Sunday, March 9, 2014
By ALFRED LUBRANO The Philadelphia Inquirer
PHILADELPHIA — Imelda Rodriguez waits “as long as my kids can handle it” before changing the diapers of her youngest children, ages 3 years and 2 months.
For low-income parents like Rodriguez, a 34-year-old married homemaker in Warminster, Pa., it’s sometimes easier to get food than diapers, which can cost as much as $100 a month for one child.
And lack of diapers can have far-reaching implications beyond the rashes and urinary tract infections suffered by children not changed often enough.
Parents living in poverty may reuse wet and soiled disposable diapers, causing uncomfortable children to fuss and cry. That, in turn, can incite child abuse, said Joanne Goldblum, executive director of the National Diaper Bank Network, which supplies diapers to community organizations.
Also, most child care facilities won’t allow parents to drop off children without an accompanying supply of disposable diapers. That can preclude mothers from working or going to school, compelling families to remain mired in poverty, said Michal Smith, executive director of Cradles to Crayons in Conshohocken, which provides essential items to children in need.
Recent research shows that a lack of diapers causes mothers to become depressed.
“We don’t talk about diapers enough in this country,” said Megan Smith, a psychiatric epidemiologist at the Yale School of Medicine and co-author, with Goldblum, of the only peer-reviewed study on so-called diaper need. “But diapers are crucial to getting poor families to work.”
Smith, whose study appeared in the medical journal Pediatrics in July, added that Sept. 8-14 was National Diaper Need Awareness Week, a time to contemplate the problem of inadequate supplies for the poor.

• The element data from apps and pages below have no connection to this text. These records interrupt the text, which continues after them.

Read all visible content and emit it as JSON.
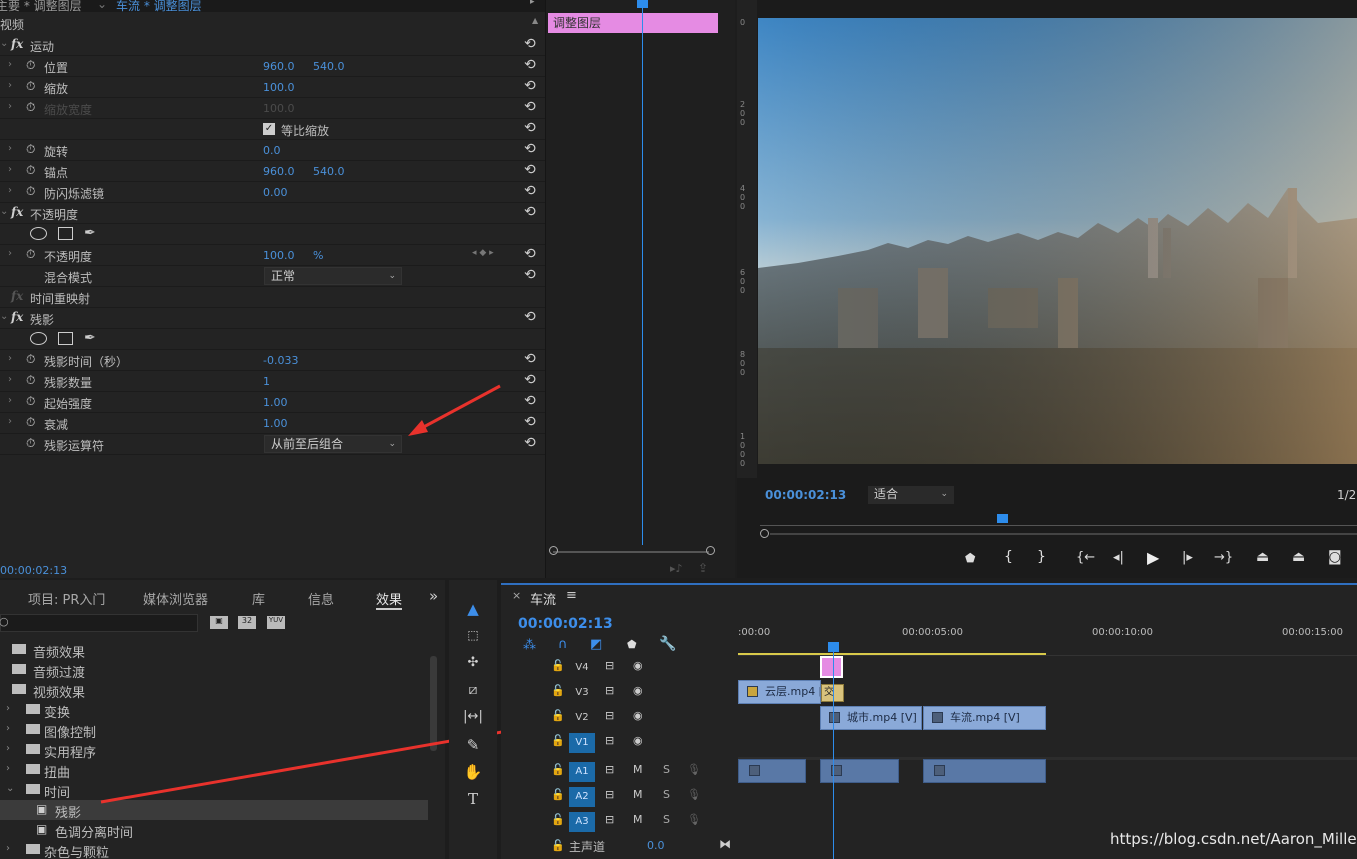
{
  "effect_controls": {
    "tab_source": "主要 * 调整图层",
    "tab_sequence": "车流 * 调整图层",
    "section": "视频",
    "rows": [
      {
        "kind": "fx",
        "label": "运动"
      },
      {
        "kind": "prop",
        "label": "位置",
        "v1": "960.0",
        "v2": "540.0"
      },
      {
        "kind": "prop",
        "label": "缩放",
        "v1": "100.0",
        "v2": ""
      },
      {
        "kind": "prop",
        "label": "缩放宽度",
        "v1": "100.0",
        "v2": ""
      },
      {
        "kind": "check",
        "label": "等比缩放"
      },
      {
        "kind": "prop",
        "label": "旋转",
        "v1": "0.0",
        "v2": ""
      },
      {
        "kind": "prop",
        "label": "锚点",
        "v1": "960.0",
        "v2": "540.0"
      },
      {
        "kind": "prop",
        "label": "防闪烁滤镜",
        "v1": "0.00",
        "v2": ""
      },
      {
        "kind": "fx",
        "label": "不透明度"
      },
      {
        "kind": "masks"
      },
      {
        "kind": "prop",
        "label": "不透明度",
        "v1": "100.0",
        "v2": "%"
      },
      {
        "kind": "select",
        "label": "混合模式",
        "value": "正常"
      },
      {
        "kind": "fx",
        "label": "时间重映射"
      },
      {
        "kind": "fx",
        "label": "残影"
      },
      {
        "kind": "masks"
      },
      {
        "kind": "prop",
        "label": "残影时间（秒）",
        "v1": "-0.033",
        "v2": ""
      },
      {
        "kind": "prop",
        "label": "残影数量",
        "v1": "1",
        "v2": ""
      },
      {
        "kind": "prop",
        "label": "起始强度",
        "v1": "1.00",
        "v2": ""
      },
      {
        "kind": "prop",
        "label": "衰减",
        "v1": "1.00",
        "v2": ""
      },
      {
        "kind": "select",
        "label": "残影运算符",
        "value": "从前至后组合"
      }
    ],
    "timecode": "00:00:02:13",
    "clip_label": "调整图层"
  },
  "program": {
    "timecode": "00:00:02:13",
    "fit": "适合",
    "resolution": "1/2"
  },
  "project_panel": {
    "tabs": [
      "项目: PR入门",
      "媒体浏览器",
      "库",
      "信息",
      "效果"
    ],
    "active_tab": "效果",
    "overflow": "»",
    "tree": [
      {
        "label": "音频效果",
        "indent": 0,
        "chev": "",
        "folder": true
      },
      {
        "label": "音频过渡",
        "indent": 0,
        "chev": "",
        "folder": true
      },
      {
        "label": "视频效果",
        "indent": 0,
        "chev": "",
        "folder": true
      },
      {
        "label": "变换",
        "indent": 1,
        "chev": "›",
        "folder": true
      },
      {
        "label": "图像控制",
        "indent": 1,
        "chev": "›",
        "folder": true
      },
      {
        "label": "实用程序",
        "indent": 1,
        "chev": "›",
        "folder": true
      },
      {
        "label": "扭曲",
        "indent": 1,
        "chev": "›",
        "folder": true
      },
      {
        "label": "时间",
        "indent": 1,
        "chev": "⌄",
        "folder": true
      },
      {
        "label": "残影",
        "indent": 2,
        "chev": "",
        "folder": false,
        "selected": true
      },
      {
        "label": "色调分离时间",
        "indent": 2,
        "chev": "",
        "folder": false
      },
      {
        "label": "杂色与颗粒",
        "indent": 1,
        "chev": "›",
        "folder": true
      }
    ]
  },
  "timeline": {
    "sequence_name": "车流",
    "timecode": "00:00:02:13",
    "ruler": [
      ":00:00",
      "00:00:05:00",
      "00:00:10:00",
      "00:00:15:00"
    ],
    "tracks": [
      {
        "name": "V4",
        "type": "video",
        "active": false
      },
      {
        "name": "V3",
        "type": "video",
        "active": false
      },
      {
        "name": "V2",
        "type": "video",
        "active": false
      },
      {
        "name": "V1",
        "type": "video",
        "active": true
      },
      {
        "name": "A1",
        "type": "audio",
        "active": true
      },
      {
        "name": "A2",
        "type": "audio",
        "active": true
      },
      {
        "name": "A3",
        "type": "audio",
        "active": true
      }
    ],
    "master": {
      "label": "主声道",
      "value": "0.0"
    },
    "clips": {
      "v3_a": "云层.mp4 [",
      "v3_b": "交叉",
      "v2_a": "城市.mp4 [V]",
      "v2_b": "车流.mp4 [V]"
    },
    "m_label": "M",
    "s_label": "S"
  },
  "watermark": "https://blog.csdn.net/Aaron_Miller"
}
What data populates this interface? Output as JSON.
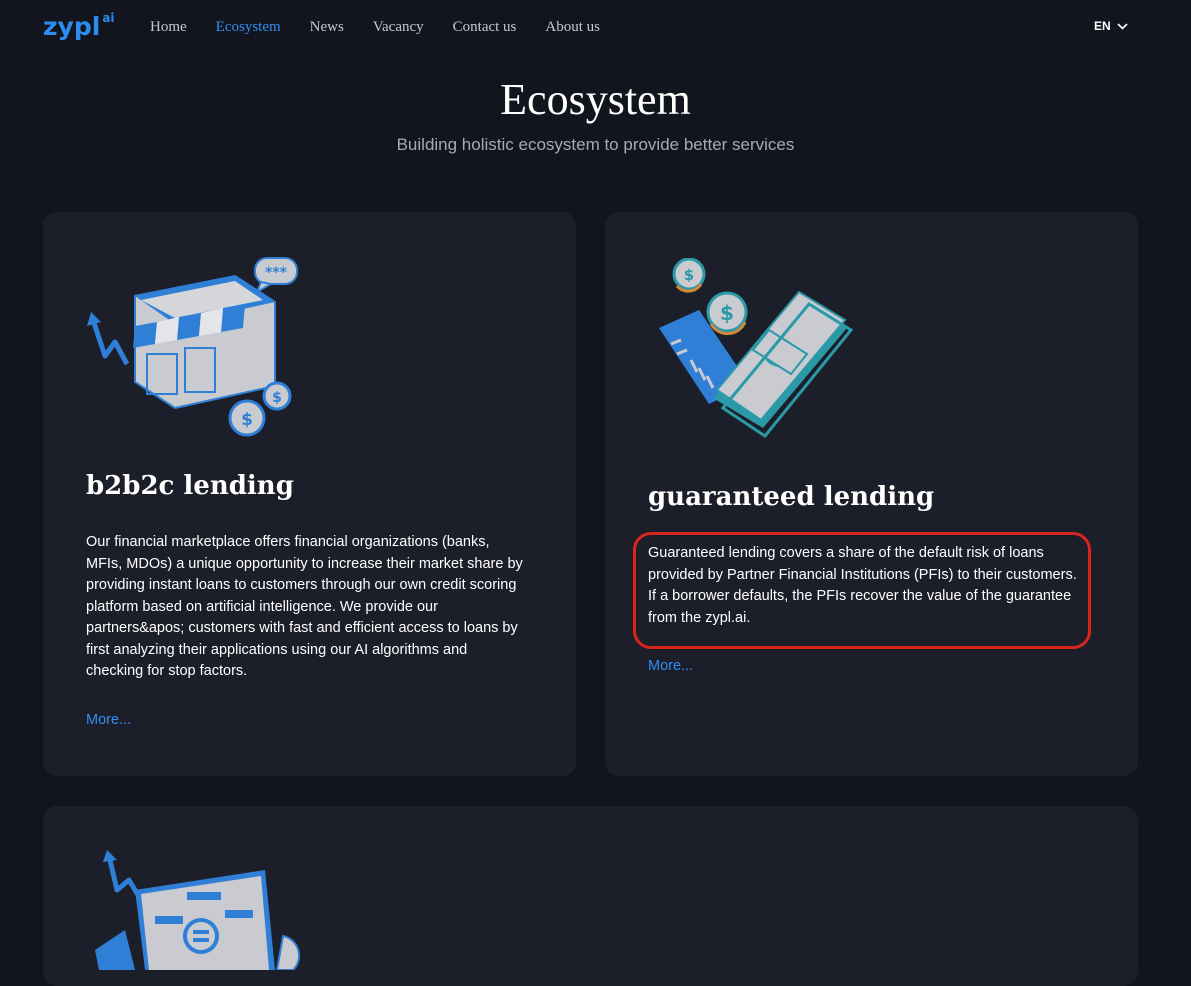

In the Philadelphia area, the need is palpable, according to Pat Kennedy, president and founder of the Greater Philadelphia Diaper Bank, headquartered in Richboro. It’s one of 150 in the United States.
“We distribute 10,000 to 20,000 diapers a month, but it’s not enough,” Kennedy said. “We have a waiting list of agencies that we give diapers to.”
Diaper banks typically get diapers by holding drives, buying diapers with donated money or receiving diapers from manufacturers and retailers.
Diapers are expensive. An infant may need up to 12 diapers a day, or 84 a week, said Alison Weir, director of programs at the National Diaper Bank Network. Store brands go for around $9 for a box of 50, while name-brand diapers can cost around $12.50 for a box of 40, meaning charges can run from $56 to more than $100 a month, Weir concluded.
Some say low-income people should try cloth diapers, used in 5 percent to 10 percent of U.S. homes, according to Goldblum.
But such diapers must be cleaned, and many poor people don’t have washing machines. Public laundries frequently prohibit customers from cleaning diapers, experts say.
Well-off people in middle-class neighborhoods might consider diaper services for $80 to $120 a child, but they’re not really an option for mothers in impoverished areas, Weir said.
Often, corner stores in poor neighborhoods will break open boxes and sell diapers to parents for $1 each, Kennedy said.
One local antipoverty advocate who surreptitiously distributes diapers in her office and asked not to be identified said that she knows women who steal diapers, or trade food stamp benefits for them. Many other families “simply shove T-shirts into their children’s pants” and hope for the best, she said.
Mothers in Camden, N.J., will use wrong-size diapers and make them work, said Andrea Brooks, who runs a food pantry there. Often, pantries distribute diapers when they can get them.
“Once in a while we get a truckload and, man, they’re given out in just hours,” said Bill Clark, executive director of Philabundance, which supplies food to hundreds of pantries in the area.
Ebony Dunaway, 21, of Chester, Pa., the single mother of an 11-month-old girl and a student studying to be a medical assistant at Prism Career Institute in Upper Darby, has a diaper crisis of her own.
“I see the diaper supply getting low and get depressed,” she said.
Dunaway gets some diapers from the Maternity Care Coalition in Upper Darby, which partners with the Philadelphia Diaper Bank.
“I should have more help from the dad,” but he’s incarcerated, she added.
Like Dunaway, 30 percent of mothers report running short of diapers, according to the Pediatrics study. And 8 percent say they “stretch” disposable diapers — clean them out and re-use them. Stretching is linked to rashes and infections.
Mothers who report running short of diapers are stressed, Smith said: “Not being able to soothe a baby and provide a clean diaper — what does that do to a mom’s self-esteem?”
The best solution is getting more diapers to more parents, Goldblum said.
“If we can provide them,” she said, “children will have a better chance in all areas of life.”
A child left too long in a diaper can develop rashes and infections, leading to fussing and crying, which can in turn lead to child abuse, experts warn.